“Beautycon Pop explores how we see beauty as a culture, and we want everyone to leave feeling empowered, gratified, and beautiful.”
The pop-up achieves this in a few ways. The main draw is, of course, the eight highly Instagrammable rooms, which range from a recreation of Drake’s “Hotline Bling” music video to the Macy’s-sponsored “Confidence Runway” room with a catwalk, flashing lights, and a wind machine, giving everyone their “own Beyoncé moment,” Mahdara said.
“It’s an experience that takes attendees on a fully immersive journey to discovering their best selves, so our inspiration [for the rooms was] our fans and what they love,” she continued. “Everyone deserves to feel beautiful and own their personal definition of what beauty means. Pop explores how we see beauty as a culture, and we want everyone to leave feeling empowered, gratified, and beautiful.”
The activation offers more than just the perfect selfie, though. Attendees can get makeovers, attend panel discussions from entrepreneurs and influencers, and schedule office hours with Beautycon staffers for hands-on mentorship on starting their own beauty-focused business. Another highlight is the company’s first retail space, which offers products from 25 independent, woman-owned brands.
“We’re creating a cultural curation of commerce featuring the indie, female-founded brands who are reinventing an industry dominated by men,” explained Mahdara, who chose brands that celebrate inclusivity and entrepreneurship. “These brands—like Mented Cosmetics, DedCool, Asarai, and KNC Beauty—and the consumers they represent are almost never acknowledged by traditional beauty retailers. We’re giving them the exposure and shelf space, both physically and virtually, they deserve.”

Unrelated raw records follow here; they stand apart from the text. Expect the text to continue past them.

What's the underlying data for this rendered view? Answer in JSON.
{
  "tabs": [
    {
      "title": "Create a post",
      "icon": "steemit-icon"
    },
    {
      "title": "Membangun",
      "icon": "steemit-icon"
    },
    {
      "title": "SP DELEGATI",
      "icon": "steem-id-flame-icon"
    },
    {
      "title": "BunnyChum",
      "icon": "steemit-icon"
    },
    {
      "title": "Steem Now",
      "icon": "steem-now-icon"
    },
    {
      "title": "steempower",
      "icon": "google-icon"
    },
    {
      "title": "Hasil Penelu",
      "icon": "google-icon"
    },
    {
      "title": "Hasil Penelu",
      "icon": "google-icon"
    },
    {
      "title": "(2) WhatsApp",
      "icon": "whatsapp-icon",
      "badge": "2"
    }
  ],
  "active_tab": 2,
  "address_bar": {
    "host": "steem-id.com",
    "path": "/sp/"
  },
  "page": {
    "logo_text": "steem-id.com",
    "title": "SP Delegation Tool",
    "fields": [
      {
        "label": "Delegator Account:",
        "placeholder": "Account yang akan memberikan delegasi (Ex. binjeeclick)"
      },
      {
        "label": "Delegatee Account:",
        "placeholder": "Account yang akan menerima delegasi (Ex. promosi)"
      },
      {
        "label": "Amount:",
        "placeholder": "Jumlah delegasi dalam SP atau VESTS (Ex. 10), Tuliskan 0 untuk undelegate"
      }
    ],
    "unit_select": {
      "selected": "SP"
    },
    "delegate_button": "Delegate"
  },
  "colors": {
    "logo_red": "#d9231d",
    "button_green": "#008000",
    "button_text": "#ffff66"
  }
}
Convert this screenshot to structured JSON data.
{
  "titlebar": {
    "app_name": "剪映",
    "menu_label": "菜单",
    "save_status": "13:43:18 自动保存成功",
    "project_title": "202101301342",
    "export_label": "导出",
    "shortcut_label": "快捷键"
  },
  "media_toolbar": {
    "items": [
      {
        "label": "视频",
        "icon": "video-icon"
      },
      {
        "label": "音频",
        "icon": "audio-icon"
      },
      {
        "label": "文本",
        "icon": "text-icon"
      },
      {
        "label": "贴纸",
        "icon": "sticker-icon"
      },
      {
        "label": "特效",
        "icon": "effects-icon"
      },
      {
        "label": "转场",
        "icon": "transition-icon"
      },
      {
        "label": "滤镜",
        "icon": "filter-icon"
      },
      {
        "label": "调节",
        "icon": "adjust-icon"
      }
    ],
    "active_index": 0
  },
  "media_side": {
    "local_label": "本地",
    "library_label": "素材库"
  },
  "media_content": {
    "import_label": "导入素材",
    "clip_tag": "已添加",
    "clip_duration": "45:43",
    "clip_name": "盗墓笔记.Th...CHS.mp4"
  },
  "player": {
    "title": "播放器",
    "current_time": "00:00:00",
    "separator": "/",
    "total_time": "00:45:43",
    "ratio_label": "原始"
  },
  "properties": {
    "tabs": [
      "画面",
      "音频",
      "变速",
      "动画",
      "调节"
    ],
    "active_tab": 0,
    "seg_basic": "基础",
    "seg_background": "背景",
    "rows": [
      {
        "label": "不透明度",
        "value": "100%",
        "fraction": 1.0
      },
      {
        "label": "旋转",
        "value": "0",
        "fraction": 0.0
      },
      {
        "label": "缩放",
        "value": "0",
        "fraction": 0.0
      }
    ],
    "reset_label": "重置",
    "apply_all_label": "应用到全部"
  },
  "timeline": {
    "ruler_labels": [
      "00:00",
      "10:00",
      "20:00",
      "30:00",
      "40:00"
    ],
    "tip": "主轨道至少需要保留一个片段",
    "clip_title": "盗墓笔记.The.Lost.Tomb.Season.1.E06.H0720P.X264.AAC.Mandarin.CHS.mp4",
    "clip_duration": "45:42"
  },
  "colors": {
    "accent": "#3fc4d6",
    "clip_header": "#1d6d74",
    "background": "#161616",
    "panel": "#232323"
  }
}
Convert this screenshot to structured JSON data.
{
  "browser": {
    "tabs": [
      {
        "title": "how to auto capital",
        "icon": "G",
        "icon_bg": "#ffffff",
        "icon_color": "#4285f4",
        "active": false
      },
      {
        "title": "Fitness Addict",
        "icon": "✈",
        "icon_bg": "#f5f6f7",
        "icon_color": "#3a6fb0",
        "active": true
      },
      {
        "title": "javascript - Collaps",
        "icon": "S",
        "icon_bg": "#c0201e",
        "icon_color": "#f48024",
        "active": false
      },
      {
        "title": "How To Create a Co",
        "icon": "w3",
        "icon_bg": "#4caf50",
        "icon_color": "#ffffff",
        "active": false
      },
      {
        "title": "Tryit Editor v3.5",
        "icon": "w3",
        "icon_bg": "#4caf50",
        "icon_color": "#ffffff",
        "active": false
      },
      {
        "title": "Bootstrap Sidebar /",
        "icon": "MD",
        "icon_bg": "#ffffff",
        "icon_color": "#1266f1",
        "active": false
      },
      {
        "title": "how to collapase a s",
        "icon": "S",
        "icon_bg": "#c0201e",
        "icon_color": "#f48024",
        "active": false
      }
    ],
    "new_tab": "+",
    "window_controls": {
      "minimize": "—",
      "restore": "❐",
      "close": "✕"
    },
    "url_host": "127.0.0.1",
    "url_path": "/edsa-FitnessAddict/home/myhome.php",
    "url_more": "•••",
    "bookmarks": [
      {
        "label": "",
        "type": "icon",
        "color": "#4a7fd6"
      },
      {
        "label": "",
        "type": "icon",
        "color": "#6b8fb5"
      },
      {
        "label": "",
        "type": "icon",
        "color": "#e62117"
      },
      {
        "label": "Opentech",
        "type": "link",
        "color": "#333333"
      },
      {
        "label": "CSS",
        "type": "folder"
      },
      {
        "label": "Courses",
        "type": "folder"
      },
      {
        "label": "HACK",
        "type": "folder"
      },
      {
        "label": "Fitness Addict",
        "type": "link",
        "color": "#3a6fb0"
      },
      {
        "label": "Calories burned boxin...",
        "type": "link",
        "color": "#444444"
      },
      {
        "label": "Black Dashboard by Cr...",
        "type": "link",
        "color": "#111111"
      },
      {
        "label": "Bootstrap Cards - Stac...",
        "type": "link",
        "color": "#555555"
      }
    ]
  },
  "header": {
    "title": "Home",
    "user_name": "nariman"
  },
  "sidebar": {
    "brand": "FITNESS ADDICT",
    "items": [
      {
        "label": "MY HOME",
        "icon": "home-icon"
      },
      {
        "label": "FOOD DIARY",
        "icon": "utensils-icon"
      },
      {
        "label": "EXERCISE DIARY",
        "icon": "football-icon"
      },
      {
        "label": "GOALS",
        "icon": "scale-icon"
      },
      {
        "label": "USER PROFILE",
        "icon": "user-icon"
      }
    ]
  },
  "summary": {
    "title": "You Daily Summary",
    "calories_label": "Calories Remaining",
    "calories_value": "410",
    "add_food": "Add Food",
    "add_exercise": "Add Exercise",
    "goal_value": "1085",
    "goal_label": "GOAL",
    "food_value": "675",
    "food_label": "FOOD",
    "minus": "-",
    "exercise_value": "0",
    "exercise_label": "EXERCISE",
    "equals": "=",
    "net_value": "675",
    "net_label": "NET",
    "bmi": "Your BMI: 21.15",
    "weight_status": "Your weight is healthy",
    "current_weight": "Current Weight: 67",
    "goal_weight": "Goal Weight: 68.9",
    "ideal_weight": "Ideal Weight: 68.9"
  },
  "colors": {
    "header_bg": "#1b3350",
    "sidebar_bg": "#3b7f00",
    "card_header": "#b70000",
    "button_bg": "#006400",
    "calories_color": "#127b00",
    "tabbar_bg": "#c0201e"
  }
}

“Strong, outspoken women are having a cultural moment,” she continued. “We see them and we’re here for it.”
The pop-up was mostly conceived, designed, and produced by the in-house Beautycon team, which Mahdara describes as “small but scrappy.” Event firm By Dzign handled fabrication and lighting, Hypno provided photo and video booths, and We Are Self Employed crafted the retail strategy and operations. Furniture for the main gallery space was purchased from Joss & Main.
The Los Angeles space will be open through the end of the year, then Mahdara and her team plan to expand to additional cities both in the U.S. and abroad. “We live in a culture where brands no longer have the power to define beauty, and we as individuals no longer allow traditional standards of beauty to stifle our unique interpretation of it,” she explained, noting studies showing that 73 percent of millennials and Gen Z-ers are more swayed by friends and influencers than traditional celebrities and campaigns.
“It’s something my team passionately believes in—not something we use as a marketing gimmick to get more sales—and it’s ultimately driven by our fans. They know our message is authentic and something we’re tirelessly working to spread.”
Click through the slide show to see inside the colorful space.